Jesus Still Cares

 •  3 min. read  •  grade level: 8
What about the present? While He completed the work of atonement on Calvary to God’s glory once and for all, so that He said absolutely, “It is finished” (  John 19:30), He continues to work on our behalf now that He has ascended to the Father’s right hand. That work takes on two forms: He is our great high priest so that we might not sin (Heb. 4:14), and He is our advocate if we do sin (1 John 2:1).
He helps us when we are being tempted. “In that He Himself hath suffered being tempted, He is able to succor [or, help] them that are tempted” (Heb. 2:18).
He sympathizes with our infirmities. “We have not a high priest not able to sympathize with our infirmities, but tempted in all things in like manner, sin apart” (Heb. 4:15 JND).
He intercedes for us. “Who shall bring an accusation against God’s elect? It is God who justifies: who is he that condemns?

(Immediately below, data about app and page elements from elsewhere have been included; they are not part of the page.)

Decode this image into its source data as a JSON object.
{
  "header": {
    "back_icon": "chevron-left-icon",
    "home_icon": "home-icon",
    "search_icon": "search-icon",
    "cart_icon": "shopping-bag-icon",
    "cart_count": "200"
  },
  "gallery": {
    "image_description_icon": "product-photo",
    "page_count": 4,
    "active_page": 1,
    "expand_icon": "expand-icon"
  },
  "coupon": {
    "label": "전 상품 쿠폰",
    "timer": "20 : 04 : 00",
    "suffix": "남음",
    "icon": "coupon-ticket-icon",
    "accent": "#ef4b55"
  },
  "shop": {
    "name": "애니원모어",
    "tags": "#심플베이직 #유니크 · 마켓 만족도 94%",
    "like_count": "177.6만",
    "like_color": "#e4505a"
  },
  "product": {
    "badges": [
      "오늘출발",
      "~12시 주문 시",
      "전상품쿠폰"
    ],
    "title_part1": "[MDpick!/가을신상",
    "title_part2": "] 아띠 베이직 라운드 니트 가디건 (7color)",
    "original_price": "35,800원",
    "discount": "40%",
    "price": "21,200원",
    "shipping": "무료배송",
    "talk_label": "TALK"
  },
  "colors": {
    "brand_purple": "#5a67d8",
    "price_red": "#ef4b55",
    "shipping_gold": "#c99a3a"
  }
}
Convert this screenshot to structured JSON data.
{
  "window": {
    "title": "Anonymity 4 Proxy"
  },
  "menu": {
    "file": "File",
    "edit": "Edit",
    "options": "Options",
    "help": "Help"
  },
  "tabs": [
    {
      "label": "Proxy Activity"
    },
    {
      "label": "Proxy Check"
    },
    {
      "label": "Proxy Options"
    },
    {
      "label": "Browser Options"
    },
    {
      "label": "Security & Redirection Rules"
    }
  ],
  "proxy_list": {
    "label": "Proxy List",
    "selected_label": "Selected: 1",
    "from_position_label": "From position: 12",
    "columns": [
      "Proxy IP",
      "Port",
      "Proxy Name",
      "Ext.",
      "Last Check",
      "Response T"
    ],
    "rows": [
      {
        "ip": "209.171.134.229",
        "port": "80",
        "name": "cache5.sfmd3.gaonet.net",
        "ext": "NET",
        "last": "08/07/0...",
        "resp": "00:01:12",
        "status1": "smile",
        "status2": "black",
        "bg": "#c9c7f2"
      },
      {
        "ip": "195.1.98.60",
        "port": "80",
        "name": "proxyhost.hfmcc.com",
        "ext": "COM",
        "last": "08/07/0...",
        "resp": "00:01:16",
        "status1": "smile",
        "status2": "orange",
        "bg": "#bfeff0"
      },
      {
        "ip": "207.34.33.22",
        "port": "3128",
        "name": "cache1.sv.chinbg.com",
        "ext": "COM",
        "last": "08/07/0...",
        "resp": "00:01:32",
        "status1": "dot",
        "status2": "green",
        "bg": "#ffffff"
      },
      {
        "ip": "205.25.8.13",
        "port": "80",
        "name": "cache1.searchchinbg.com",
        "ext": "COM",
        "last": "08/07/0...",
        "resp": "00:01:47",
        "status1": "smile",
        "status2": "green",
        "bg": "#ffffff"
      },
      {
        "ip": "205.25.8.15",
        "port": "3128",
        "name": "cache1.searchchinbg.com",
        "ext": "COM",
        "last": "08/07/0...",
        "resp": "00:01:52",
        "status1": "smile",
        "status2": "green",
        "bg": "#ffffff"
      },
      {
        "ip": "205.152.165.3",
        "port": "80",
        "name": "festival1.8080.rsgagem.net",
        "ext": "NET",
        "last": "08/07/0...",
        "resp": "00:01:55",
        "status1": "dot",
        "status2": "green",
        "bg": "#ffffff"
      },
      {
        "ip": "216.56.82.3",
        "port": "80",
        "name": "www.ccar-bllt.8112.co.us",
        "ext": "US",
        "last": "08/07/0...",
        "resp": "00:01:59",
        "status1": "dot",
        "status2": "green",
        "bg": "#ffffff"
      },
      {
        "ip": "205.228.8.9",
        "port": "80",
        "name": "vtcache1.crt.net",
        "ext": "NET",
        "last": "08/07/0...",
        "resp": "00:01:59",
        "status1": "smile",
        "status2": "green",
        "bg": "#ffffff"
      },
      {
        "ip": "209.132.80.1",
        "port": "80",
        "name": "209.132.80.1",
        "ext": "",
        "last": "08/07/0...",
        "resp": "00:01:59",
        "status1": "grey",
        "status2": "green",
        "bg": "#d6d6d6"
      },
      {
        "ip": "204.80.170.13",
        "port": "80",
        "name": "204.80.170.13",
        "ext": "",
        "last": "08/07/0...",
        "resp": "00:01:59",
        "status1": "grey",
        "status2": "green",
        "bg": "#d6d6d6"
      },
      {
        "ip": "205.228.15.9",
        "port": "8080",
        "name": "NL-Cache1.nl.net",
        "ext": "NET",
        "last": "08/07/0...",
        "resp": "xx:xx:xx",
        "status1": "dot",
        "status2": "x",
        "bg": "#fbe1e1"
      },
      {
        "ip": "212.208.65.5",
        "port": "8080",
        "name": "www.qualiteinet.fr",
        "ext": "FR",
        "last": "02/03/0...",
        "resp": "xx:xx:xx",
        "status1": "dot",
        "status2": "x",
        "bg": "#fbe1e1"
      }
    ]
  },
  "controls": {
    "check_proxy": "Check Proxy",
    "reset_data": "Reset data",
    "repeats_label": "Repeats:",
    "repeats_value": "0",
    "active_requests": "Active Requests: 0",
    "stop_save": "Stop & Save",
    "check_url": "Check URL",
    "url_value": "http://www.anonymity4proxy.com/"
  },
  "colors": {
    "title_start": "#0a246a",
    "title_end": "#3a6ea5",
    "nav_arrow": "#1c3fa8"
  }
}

It is Christ who has died, but rather has been also raised up; who is also at the right hand of God; who also intercedes for us” (Rom. 8:33-34 JND). In fact, this portion of Romans 8 shows us that the whole Godhead is for us: the Spirit (vs. 27), God (vs. 31) and Christ (vs. 34).
When Peter was soon to face strong temptation, the Lord said to him, “I have prayed for thee, that thy faith fail not” (Luke 22:32). This does not remove our responsibility to walk closely to the Lord in dependence on Him, as He said to the disciples in Gethsemane, “Watch and pray, that ye enter not into temptation” (Matt. 26:41). But what a comfort it gives to our hearts to know that our best Friend intercedes incessantly for us!
We know that Peter did fail and denied his Lord. Was it all over with His care for His self-confident servant? No, thank God! That same care proved itself to Peter in other, marvelous ways to work true repentance and restoration in his soul. “The Lord turned, and looked upon Peter. And Peter remembered the word of the Lord” (Luke 22:61). That look brought Peter’s soul back into the presence of the Lord so that he could see the true character of his failure. Undoubtedly the work of God continued in Peter’s heart over the next few days, plowing deeper and deeper to the root of the sin that caused the outward fall. Then, after the Lord had died and was risen again, we read, “The Lord is risen indeed, and hath appeared to Simon” (Luke 24:34). In that private meeting, Peter must have made full confession of his sin to the Lord and was restored to happy communion with Him once again. Later on, the Lord declared that completed restoration to the other disciples by publicly giving Peter a broad, far-reaching work to do for Him (  John 21:15-17).
Is it any wonder, then, that this same Peter encourages us to cast all our care on Him, “for He careth for you” (1 Peter 5:7)? So fully has He demonstrated the solidity, the purity and the infinity of His love and His care for us that all that remains for us is to believe, to trust, to adore and to worship. “O give thanks unto the Lord; for He is good: for His mercy [or, loving-kindness] endureth forever” (Psa. 136:1).